** RECORDS FOR PROCESSING follows **
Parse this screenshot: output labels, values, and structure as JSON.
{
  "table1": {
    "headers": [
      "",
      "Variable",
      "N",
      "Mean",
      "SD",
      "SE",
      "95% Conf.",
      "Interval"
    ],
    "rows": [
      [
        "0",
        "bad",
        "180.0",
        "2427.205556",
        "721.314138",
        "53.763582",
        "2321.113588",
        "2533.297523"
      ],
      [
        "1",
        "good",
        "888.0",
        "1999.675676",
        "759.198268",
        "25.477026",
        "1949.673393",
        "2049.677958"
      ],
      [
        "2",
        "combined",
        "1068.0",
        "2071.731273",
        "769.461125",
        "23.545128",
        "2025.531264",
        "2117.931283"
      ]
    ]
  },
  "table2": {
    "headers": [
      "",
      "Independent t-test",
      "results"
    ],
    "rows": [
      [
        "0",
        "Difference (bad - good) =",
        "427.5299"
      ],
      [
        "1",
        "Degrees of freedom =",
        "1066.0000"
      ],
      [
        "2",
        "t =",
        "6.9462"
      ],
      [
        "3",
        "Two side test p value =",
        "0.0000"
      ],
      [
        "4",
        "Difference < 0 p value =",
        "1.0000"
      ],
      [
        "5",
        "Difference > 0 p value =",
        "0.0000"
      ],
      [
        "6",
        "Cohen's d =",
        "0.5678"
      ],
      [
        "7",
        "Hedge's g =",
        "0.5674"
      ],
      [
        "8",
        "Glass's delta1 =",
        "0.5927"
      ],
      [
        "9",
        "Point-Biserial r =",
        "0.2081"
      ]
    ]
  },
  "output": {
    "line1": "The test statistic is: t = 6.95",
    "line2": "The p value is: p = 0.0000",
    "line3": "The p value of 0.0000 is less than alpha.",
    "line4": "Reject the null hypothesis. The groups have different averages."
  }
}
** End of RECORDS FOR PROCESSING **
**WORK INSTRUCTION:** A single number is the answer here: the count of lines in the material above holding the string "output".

**WRITTEN REPLY:** 2